__EXERCISE INPUT__.
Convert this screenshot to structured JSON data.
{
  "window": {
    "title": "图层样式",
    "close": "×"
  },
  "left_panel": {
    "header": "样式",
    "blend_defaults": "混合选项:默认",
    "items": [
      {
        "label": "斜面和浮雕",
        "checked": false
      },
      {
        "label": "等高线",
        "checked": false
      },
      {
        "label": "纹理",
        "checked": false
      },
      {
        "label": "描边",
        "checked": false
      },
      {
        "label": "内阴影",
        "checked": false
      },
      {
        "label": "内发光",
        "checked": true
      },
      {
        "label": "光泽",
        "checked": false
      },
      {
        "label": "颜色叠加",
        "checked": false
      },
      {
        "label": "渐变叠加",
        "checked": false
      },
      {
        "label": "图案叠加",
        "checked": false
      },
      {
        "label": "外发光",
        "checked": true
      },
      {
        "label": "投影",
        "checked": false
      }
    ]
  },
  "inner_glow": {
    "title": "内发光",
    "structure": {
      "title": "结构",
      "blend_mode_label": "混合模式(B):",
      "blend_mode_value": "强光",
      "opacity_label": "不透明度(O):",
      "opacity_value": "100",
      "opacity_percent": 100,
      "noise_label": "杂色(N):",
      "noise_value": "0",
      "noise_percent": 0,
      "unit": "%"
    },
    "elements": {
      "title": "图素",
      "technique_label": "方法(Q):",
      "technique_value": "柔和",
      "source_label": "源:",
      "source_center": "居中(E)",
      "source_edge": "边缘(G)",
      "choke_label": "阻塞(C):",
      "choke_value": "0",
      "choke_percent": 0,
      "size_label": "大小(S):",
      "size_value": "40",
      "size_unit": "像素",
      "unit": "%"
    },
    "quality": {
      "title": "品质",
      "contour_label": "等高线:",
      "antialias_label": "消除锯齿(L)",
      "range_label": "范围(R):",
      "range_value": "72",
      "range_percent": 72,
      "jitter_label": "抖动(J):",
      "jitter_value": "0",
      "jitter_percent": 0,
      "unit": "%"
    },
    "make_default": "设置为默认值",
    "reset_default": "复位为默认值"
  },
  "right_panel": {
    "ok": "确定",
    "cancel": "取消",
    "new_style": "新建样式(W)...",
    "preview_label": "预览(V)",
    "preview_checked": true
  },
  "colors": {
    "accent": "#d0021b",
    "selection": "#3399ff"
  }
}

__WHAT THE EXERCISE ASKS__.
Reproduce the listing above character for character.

__WRITTEN SOLUTION__.
Convert this screenshot to structured JSON data.
{
  "window": {
    "title": "图层样式",
    "close": "×"
  },
  "left_panel": {
    "header": "样式",
    "blend_defaults": "混合选项:默认",
    "items": [
      {
        "label": "斜面和浮雕",
        "checked": false
      },
      {
        "label": "等高线",
        "checked": false
      },
      {
        "label": "纹理",
        "checked": false
      },
      {
        "label": "描边",
        "checked": false
      },
      {
        "label": "内阴影",
        "checked": false
      },
      {
        "label": "内发光",
        "checked": true
      },
      {
        "label": "光泽",
        "checked": false
      },
      {
        "label": "颜色叠加",
        "checked": false
      },
      {
        "label": "渐变叠加",
        "checked": false
      },
      {
        "label": "图案叠加",
        "checked": false
      },
      {
        "label": "外发光",
        "checked": true
      },
      {
        "label": "投影",
        "checked": false
      }
    ]
  },
  "inner_glow": {
    "title": "内发光",
    "structure": {
      "title": "结构",
      "blend_mode_label": "混合模式(B):",
      "blend_mode_value": "强光",
      "opacity_label": "不透明度(O):",
      "opacity_value": "100",
      "opacity_percent": 100,
      "noise_label": "杂色(N):",
      "noise_value": "0",
      "noise_percent": 0,
      "unit": "%"
    },
    "elements": {
      "title": "图素",
      "technique_label": "方法(Q):",
      "technique_value": "柔和",
      "source_label": "源:",
      "source_center": "居中(E)",
      "source_edge": "边缘(G)",
      "choke_label": "阻塞(C):",
      "choke_value": "0",
      "choke_percent": 0,
      "size_label": "大小(S):",
      "size_value": "40",
      "size_unit": "像素",
      "unit": "%"
    },
    "quality": {
      "title": "品质",
      "contour_label": "等高线:",
      "antialias_label": "消除锯齿(L)",
      "range_label": "范围(R):",
      "range_value": "72",
      "range_percent": 72,
      "jitter_label": "抖动(J):",
      "jitter_value": "0",
      "jitter_percent": 0,
      "unit": "%"
    },
    "make_default": "设置为默认值",
    "reset_default": "复位为默认值"
  },
  "right_panel": {
    "ok": "确定",
    "cancel": "取消",
    "new_style": "新建样式(W)...",
    "preview_label": "预览(V)",
    "preview_checked": true
  },
  "colors": {
    "accent": "#d0021b",
    "selection": "#3399ff"
  }
}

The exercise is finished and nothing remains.